The School has secured research funding of over €12 million since it opened in 2002 and has worked extensively with a range of pharmaceutical and medical device companies including MNCs and SMEs both on individual projects and through large SFI and EU-funded academic-industry research consortia. The nature of the projects depends on company needs.

For example, work with Aerogen’s vibrating mesh nebuliser device has focused on optimising device performance through control of fluid physicochemical properties, expanding clinical applications through work on a range of drug actives and development of a convergent nanoparticle-device platform to bring really added-value to their device.

Work with pharma and biopharma companies can often involve overcoming formulation and drug targeting issues for specific biomolecules and in some cases match-making these with appropriate materials and biomedical devices for delivery i.e. enabling the convergence of technologies on which the next generation of human medicines will be based.

The science of formulation has come a long way from the old mortar and pestle of old but the fundamental focus of making good medicines remains and technology is enabling us to get ever closer to the “magic bullet”.

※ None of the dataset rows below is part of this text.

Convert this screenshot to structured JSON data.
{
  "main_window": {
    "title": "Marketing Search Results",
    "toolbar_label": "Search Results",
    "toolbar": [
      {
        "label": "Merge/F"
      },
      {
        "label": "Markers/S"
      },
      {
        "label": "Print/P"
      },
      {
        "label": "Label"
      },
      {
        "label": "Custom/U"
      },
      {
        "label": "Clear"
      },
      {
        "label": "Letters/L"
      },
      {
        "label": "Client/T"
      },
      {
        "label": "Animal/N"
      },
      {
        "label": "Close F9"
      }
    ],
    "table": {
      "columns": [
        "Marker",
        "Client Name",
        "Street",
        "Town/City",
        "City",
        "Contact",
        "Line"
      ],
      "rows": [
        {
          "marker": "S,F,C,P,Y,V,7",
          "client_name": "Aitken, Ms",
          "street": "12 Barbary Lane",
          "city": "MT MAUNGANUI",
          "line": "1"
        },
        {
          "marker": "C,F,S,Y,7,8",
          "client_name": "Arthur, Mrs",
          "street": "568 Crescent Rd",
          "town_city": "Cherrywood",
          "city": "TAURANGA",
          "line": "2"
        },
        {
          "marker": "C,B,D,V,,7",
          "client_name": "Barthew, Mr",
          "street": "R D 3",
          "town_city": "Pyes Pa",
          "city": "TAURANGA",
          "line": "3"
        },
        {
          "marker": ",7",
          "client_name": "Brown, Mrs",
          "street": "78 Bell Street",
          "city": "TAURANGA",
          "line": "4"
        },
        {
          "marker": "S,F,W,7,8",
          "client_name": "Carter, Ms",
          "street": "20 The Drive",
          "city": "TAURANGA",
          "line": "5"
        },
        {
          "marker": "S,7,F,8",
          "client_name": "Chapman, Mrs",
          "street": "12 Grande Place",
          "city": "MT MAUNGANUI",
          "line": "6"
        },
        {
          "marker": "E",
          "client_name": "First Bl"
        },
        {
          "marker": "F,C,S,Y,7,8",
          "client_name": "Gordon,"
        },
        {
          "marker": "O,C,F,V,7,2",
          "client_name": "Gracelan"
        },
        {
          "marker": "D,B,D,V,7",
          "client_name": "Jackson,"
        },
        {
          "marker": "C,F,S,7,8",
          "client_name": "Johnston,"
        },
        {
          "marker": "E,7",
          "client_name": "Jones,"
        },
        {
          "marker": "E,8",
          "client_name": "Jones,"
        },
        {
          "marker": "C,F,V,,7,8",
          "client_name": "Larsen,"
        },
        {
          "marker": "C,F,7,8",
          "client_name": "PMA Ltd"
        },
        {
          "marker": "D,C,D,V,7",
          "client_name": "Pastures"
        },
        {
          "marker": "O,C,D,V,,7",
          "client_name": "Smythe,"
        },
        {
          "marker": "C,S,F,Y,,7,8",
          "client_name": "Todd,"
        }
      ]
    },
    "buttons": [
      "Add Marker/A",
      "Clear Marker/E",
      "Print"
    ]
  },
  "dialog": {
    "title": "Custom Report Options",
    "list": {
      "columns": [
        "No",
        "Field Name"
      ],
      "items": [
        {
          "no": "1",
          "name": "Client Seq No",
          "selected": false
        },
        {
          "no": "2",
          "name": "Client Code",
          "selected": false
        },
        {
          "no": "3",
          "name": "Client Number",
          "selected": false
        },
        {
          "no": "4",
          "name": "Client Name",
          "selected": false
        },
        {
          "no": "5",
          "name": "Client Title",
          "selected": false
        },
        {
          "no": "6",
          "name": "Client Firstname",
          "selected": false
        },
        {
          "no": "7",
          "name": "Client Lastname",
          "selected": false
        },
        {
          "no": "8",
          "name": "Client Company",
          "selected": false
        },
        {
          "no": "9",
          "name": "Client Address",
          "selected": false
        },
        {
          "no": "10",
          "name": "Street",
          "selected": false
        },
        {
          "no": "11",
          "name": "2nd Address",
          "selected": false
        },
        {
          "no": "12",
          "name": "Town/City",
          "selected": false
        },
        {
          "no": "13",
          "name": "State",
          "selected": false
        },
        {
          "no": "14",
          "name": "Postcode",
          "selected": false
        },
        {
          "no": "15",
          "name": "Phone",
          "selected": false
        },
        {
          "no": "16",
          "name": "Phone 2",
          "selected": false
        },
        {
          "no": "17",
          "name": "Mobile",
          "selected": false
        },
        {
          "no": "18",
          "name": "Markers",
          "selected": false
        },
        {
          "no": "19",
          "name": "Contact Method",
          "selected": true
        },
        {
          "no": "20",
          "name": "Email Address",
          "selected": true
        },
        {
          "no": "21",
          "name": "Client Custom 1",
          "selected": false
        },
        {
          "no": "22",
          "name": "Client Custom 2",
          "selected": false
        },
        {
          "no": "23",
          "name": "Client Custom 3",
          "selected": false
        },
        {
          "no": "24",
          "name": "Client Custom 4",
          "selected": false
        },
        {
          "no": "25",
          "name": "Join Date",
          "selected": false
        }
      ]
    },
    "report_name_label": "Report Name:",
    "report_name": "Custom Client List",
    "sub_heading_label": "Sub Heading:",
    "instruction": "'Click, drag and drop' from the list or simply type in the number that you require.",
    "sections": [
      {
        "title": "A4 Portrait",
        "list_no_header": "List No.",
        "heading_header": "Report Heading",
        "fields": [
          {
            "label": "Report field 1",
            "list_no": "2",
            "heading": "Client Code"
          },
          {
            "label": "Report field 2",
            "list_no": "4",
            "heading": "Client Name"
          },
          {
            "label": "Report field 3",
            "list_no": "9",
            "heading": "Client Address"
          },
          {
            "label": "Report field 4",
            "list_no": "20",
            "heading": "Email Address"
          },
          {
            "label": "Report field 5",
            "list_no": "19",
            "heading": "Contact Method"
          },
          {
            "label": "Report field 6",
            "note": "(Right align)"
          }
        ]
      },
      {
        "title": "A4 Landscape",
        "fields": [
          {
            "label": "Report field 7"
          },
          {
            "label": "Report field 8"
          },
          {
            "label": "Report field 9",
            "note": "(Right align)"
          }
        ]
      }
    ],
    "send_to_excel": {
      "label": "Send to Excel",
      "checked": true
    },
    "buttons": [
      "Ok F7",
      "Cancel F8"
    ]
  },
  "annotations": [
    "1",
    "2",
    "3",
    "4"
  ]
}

Prof Sally-Ann Cryan is associate professor of pharmaceutics and research convenor for the School of Pharmacy in the Royal College of Surgeons in Ireland. For more information on the technologies and opportunities outlined, telephone: (01) 4022741, email or visit O'RiordanBioDNA,pharma,research
  Author: Prof Sally-Ann Cryan, associate professor of pharmaceutics and research convenor, School of Pharmacy, Royal College of Surgeons in Ireland Advances in biomedical research mean we understand human disease and the sites of disease better than ever before. New and exciting ways to treat disease are emerging from this research...